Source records

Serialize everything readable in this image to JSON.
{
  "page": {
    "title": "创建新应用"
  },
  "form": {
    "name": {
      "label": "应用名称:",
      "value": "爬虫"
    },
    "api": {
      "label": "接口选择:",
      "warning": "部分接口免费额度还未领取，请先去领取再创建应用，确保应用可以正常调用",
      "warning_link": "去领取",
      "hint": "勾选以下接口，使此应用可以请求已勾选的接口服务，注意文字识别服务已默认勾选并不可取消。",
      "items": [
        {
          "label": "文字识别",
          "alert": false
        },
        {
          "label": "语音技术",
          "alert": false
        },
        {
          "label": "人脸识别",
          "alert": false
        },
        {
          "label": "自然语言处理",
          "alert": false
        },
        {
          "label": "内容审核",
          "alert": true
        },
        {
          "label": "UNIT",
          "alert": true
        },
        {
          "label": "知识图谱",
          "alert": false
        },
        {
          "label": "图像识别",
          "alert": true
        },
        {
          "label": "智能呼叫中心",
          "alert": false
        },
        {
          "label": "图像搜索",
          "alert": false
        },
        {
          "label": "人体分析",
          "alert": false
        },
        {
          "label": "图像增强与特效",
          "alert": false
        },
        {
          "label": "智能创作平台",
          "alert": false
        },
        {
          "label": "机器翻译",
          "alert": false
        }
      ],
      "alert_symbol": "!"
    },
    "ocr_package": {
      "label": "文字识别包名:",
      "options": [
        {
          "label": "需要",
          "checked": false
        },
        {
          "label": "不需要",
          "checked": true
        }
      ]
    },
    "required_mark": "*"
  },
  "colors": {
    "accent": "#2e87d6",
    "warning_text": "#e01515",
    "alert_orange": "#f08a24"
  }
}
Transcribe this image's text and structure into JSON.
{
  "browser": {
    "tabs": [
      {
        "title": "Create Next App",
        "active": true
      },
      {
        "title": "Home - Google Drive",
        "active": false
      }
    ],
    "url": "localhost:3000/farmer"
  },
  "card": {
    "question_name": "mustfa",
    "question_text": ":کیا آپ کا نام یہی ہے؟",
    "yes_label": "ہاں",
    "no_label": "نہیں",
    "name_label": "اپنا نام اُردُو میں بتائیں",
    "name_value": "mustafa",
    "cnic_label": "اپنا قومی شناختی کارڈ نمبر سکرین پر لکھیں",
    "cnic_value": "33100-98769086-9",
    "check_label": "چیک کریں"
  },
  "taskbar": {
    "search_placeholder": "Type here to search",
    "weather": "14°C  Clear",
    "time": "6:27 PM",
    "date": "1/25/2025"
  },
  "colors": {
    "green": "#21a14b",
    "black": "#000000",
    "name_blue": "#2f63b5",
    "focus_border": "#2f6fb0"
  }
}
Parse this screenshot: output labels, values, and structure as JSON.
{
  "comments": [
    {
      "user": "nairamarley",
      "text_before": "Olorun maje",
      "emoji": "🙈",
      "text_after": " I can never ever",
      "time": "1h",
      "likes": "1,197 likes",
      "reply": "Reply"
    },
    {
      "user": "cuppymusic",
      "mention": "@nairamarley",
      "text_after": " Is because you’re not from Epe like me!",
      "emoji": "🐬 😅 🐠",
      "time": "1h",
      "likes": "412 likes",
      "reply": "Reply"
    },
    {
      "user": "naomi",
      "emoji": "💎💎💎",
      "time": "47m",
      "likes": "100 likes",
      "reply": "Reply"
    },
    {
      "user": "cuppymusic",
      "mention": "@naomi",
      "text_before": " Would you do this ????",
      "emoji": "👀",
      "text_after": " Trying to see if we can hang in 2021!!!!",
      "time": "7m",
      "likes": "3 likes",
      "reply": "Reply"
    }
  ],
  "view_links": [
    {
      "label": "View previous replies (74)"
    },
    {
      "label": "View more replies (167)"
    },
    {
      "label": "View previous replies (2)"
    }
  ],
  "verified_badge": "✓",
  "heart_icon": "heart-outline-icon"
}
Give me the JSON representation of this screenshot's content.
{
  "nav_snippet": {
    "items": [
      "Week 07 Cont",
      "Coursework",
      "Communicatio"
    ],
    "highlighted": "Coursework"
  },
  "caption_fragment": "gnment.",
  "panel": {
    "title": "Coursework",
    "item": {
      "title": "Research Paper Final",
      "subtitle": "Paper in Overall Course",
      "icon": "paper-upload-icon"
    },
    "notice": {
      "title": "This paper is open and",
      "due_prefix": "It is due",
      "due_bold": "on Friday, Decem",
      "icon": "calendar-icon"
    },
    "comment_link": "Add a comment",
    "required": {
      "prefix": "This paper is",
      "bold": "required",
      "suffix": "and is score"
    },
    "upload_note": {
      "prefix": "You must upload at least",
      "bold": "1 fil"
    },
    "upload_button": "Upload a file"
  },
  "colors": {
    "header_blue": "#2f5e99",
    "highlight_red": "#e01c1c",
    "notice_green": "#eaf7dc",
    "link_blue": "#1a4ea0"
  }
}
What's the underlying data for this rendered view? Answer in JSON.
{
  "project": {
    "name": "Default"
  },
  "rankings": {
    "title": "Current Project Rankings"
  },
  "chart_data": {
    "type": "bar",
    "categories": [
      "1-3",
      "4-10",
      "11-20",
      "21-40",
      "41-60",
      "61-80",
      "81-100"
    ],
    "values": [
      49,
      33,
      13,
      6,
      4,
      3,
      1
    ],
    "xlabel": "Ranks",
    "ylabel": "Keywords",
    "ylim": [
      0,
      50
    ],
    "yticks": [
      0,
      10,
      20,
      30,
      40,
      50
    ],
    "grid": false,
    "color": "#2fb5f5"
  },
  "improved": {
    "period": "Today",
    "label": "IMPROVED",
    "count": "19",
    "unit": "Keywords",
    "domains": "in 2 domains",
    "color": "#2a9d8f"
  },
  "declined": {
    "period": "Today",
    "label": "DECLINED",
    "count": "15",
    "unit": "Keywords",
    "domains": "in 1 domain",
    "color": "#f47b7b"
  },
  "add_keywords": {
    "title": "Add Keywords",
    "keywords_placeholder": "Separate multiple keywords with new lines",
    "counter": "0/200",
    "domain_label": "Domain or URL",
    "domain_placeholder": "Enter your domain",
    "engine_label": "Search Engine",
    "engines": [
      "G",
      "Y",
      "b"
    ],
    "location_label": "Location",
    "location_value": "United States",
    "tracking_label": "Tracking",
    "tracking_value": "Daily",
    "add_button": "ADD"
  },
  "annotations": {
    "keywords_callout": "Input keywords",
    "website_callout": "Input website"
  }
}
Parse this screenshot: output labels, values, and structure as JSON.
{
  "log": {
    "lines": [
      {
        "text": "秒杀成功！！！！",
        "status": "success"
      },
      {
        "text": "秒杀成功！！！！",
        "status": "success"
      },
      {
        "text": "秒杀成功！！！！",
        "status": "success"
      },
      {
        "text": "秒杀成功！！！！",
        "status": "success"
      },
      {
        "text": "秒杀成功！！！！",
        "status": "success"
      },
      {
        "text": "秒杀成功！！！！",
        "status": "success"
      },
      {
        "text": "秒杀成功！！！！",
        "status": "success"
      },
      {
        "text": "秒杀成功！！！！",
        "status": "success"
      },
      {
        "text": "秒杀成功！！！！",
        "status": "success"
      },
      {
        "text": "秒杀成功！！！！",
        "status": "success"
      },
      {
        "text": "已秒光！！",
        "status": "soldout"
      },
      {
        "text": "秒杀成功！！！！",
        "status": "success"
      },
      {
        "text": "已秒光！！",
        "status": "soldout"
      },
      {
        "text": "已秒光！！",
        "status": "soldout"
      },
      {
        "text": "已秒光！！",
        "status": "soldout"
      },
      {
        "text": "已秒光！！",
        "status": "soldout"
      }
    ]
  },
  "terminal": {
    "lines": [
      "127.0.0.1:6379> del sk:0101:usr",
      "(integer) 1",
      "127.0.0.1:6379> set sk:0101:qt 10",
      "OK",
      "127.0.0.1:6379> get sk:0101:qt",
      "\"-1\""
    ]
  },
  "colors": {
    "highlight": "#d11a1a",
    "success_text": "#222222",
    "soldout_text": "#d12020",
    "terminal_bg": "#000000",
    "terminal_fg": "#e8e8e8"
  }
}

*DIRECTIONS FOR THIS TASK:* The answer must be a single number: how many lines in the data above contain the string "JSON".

*SOLUTION TO THE PROBLEM:* 6